Services

BMO offers financial services in three main areas: personal and commercial banking, wealth management, and investment. The financial services are broken down into different “client services” categories depending on the operations. BMO's retail banking offers regular banking services to working class Canadians such as offering personal loans, rewards credit cards, and cashback credit cards - see here. Canadians can access commodities markets to invest in through BMO as well. Additional financial services offered by the bank include small business loans, line-of-credit loans, and travel services. Following the global recession in 2008, BMO's rating was downgraded by Moody's along with several other banks. As consumer debt rose following the crisis, BMO has begun to offer debt consolidation services - see here. Consumers can plan their personal finances with BMO as well to reach goals such as increasing their credit score. BMO also offers an array of savings plans for consumers. Businesses can also obtain small to large-scale loans from BMO. The bank offers various options to invest such as mutual funds, ETCs and GICs as well.

Overview

BMO is a prominent bank in Canada that provides essential loans such as mortgages and car loans to Canadians of all income levels. BMO operates in Canada as a Bank of Montreal, BMO Nesbitt Burns, and BMO Capital Markets. BMO Harris Bank provides banking services in the U.S. The Canadian arm of BMO is a member of the Canadian Bankers Association and the Canada Deposit Insurance Corporation. The bank is also a registered member of Interac, Air Miles, MasterCard International, Cirrus Network for MasterCard users, and Diners Club North America. The U.S. arm of BMO is part of the Federal Reserve.

History

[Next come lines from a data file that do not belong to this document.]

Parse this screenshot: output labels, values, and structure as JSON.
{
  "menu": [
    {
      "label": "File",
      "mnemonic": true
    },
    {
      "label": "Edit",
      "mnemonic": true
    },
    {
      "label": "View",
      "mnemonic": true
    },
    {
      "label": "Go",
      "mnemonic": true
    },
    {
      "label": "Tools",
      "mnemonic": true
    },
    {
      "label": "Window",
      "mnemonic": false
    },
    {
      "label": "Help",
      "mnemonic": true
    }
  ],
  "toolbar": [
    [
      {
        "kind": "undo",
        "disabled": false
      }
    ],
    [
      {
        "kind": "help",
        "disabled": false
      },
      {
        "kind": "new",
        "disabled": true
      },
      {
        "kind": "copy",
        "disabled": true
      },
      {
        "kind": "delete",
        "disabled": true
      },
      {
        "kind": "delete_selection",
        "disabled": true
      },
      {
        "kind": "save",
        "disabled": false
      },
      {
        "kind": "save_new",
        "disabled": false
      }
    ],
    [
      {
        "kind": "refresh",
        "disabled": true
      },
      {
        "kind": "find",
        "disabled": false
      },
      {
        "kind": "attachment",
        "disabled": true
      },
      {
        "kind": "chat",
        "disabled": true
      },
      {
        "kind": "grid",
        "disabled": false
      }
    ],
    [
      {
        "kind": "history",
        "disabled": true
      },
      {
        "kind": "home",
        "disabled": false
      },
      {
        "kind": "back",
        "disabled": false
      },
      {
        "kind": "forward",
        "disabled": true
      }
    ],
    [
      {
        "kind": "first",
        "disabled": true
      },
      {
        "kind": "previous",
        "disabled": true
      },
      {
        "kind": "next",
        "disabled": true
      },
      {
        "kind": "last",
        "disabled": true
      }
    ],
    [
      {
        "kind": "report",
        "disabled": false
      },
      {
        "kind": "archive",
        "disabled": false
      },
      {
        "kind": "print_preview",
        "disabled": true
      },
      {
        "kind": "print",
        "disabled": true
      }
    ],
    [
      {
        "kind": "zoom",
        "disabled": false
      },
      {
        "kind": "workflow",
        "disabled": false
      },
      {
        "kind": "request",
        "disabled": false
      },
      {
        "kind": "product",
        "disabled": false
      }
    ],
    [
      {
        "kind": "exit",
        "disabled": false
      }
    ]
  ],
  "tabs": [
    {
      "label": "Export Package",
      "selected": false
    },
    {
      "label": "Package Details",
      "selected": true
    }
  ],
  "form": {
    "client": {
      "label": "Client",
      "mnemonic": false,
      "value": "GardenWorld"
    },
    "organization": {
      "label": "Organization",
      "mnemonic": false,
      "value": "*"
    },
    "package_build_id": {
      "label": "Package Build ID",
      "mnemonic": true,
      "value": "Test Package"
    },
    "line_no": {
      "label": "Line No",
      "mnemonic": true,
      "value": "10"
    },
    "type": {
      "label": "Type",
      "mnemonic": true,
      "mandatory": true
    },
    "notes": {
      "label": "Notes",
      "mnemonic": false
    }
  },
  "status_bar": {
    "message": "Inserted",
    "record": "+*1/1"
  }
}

BMO is considered the first permanent bank to operate in Canada. The founding of BMO dates back to June 23, 1817, when nine European-origin merchants signed articles that established the organization of the bank. When BMO was founded, Montreal had a population of less than 20,000. Quebec City was a port for wooden sailing ships. Toronto was still Indian country, and Ottawa was nothing but wilderness. BMO served the small urban settlements scattered throughout Upper and Lower Canada. The founding of BMO is closely tied to the origin of the Canadian dollar. Historians credit BMO for establishing Canada's domestic currency, which paved way for the country's economy to evolve from a bartering system to a sophisticated system of finance. Soon after BMO began operating, the bank issued a single currency in coins and bills, replacing the numerous foreign currencies circulating in the area. BMO would continue to issue its own money until 1942.

BMO's early organization closely followed the Scottish system of banking. The Scottish banking system was considered unique for the time because a large central bank maintained multiple regional branches. After only a few months of operating, BMO opened branches in Quebec and Kingston, which was then a British garrison town. In 1895, BMO opened branches in Newfoundland, filling the vacuum left by the collapse of two commercial banks in the area. This is considered the beginning of branch banking in Canada. BMO slowly rose in prominence to become an iconic financial establishment in the modern era. In 1925, it merged with the Molson Bank. In 1977, the bank moved its operational head office to Toronto, while the historic Montreal building remained the legal head office. Today, BMO has restructured itself as a financial corporation worth $681 billion as of April, 2016. BMO now operates in multiple countries outside Canada as well.